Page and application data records
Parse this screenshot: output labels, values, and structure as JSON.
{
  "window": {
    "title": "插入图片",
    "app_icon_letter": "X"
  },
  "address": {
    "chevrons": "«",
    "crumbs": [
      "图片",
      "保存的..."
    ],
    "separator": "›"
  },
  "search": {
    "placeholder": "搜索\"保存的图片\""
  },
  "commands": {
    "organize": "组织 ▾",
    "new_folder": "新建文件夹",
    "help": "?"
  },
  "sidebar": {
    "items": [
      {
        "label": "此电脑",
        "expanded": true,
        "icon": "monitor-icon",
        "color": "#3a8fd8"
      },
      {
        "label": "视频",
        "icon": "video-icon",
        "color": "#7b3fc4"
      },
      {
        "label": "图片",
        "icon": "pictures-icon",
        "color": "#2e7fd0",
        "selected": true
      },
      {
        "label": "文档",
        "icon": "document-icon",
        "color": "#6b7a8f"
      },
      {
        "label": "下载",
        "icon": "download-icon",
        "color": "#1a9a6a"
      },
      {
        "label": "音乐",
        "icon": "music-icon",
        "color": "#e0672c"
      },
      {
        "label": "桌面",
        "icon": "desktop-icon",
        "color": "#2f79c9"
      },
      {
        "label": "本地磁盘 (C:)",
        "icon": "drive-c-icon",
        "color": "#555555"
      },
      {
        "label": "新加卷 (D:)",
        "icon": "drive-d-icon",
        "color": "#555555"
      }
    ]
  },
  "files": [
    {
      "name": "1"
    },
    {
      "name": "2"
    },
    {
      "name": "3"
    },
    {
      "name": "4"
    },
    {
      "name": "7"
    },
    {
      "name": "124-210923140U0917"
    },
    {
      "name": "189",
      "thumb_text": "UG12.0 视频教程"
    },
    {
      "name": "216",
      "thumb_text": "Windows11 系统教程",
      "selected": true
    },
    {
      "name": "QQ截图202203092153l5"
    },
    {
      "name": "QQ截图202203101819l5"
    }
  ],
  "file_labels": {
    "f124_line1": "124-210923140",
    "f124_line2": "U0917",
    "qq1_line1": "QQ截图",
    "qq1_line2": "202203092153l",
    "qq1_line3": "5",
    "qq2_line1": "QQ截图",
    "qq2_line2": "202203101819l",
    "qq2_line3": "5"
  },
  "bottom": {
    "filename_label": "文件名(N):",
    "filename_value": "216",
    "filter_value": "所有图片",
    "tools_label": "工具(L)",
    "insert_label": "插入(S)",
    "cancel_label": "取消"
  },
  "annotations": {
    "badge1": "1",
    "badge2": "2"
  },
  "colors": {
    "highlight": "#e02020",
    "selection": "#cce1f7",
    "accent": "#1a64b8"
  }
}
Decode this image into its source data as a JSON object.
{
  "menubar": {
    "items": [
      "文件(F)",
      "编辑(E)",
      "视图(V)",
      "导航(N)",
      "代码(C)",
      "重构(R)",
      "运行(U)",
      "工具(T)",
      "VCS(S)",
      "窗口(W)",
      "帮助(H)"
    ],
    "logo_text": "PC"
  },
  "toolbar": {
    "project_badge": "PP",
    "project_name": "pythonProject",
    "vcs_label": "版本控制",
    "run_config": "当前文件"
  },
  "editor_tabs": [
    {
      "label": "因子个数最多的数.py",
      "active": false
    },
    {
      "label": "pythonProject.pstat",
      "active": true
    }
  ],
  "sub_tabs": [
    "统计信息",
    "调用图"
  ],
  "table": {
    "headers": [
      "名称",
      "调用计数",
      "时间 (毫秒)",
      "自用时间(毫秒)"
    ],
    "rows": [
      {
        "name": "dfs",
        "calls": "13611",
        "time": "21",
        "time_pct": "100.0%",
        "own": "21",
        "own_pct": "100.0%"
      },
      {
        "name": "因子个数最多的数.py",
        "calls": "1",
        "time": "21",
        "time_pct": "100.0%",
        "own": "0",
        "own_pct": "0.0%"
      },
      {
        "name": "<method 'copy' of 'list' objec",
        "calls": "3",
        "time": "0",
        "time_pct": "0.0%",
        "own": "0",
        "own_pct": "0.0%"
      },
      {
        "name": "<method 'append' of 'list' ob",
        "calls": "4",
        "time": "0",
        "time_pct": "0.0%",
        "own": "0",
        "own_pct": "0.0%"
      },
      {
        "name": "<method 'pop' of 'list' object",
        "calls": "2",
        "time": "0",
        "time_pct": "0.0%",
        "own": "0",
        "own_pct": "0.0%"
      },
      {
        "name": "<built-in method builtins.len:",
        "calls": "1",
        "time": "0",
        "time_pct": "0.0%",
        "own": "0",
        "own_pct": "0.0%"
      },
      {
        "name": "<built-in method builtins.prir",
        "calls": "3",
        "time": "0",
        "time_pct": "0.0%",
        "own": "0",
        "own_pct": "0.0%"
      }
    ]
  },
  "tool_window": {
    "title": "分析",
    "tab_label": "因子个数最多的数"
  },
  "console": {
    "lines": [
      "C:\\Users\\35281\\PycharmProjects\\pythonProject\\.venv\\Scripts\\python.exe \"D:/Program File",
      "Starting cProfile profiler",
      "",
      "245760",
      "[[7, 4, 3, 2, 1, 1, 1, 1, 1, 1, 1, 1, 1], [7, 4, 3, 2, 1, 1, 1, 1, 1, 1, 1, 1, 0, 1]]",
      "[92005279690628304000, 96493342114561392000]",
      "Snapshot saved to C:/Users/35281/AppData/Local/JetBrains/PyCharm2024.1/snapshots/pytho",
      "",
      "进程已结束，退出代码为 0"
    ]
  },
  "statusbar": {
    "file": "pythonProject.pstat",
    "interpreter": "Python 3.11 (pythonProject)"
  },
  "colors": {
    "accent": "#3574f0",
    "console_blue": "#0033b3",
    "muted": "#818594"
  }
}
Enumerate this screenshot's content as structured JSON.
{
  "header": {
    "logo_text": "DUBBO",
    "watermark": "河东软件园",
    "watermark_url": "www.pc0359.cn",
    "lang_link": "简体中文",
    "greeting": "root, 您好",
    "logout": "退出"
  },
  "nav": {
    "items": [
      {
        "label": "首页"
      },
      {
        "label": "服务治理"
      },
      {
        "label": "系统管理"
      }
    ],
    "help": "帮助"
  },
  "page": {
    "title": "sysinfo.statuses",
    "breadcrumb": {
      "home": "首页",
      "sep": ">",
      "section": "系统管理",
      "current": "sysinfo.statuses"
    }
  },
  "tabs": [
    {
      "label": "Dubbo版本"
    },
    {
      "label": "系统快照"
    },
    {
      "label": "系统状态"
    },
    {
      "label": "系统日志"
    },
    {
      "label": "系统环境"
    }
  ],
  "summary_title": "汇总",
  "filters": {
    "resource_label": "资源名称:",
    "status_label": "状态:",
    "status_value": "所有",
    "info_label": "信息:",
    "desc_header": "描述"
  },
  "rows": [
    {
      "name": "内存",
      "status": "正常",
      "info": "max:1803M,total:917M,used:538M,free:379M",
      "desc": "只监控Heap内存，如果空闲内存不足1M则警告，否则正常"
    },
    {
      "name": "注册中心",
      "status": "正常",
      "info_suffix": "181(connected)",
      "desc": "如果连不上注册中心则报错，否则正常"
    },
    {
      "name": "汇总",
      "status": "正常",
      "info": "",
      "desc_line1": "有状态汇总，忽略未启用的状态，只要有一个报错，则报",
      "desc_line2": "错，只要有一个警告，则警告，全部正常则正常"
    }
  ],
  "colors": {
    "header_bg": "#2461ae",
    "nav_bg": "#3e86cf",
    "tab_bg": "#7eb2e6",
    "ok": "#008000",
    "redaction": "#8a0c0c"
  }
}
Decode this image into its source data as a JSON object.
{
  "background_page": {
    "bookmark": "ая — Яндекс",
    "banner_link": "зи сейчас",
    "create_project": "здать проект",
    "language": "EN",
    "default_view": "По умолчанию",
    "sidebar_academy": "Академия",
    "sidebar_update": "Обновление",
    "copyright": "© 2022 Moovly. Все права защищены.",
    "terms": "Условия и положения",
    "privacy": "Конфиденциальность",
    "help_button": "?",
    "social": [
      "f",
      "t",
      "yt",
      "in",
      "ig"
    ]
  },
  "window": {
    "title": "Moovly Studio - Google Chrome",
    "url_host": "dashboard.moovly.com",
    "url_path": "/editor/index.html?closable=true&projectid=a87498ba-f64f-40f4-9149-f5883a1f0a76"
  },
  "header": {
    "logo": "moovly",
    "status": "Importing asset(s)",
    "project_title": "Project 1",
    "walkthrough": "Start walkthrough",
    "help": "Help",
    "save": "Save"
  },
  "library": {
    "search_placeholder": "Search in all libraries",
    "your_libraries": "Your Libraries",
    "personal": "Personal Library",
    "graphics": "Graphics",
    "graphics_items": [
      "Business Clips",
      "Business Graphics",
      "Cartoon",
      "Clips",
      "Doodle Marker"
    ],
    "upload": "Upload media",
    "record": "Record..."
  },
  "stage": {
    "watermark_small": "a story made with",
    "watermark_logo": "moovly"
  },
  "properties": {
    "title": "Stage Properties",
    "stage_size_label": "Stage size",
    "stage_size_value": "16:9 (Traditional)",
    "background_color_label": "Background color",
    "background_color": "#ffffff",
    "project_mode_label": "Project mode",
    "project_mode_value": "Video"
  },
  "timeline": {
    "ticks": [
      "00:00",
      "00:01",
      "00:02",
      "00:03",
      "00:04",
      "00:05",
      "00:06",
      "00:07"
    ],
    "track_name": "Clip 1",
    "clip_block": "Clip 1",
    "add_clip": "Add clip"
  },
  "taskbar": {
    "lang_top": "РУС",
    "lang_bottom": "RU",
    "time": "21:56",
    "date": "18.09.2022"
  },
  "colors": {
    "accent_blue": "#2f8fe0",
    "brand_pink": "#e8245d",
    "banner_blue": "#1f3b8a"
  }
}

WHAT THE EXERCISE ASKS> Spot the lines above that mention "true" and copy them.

WRITTEN SOLUTION>
        "expanded": true,
        "selected": true
      "selected": true
      "active": true
    "url_path": "/editor/index.html?closable=true&projectid=a87498ba-f64f-40f4-9149-f5883a1f0a76"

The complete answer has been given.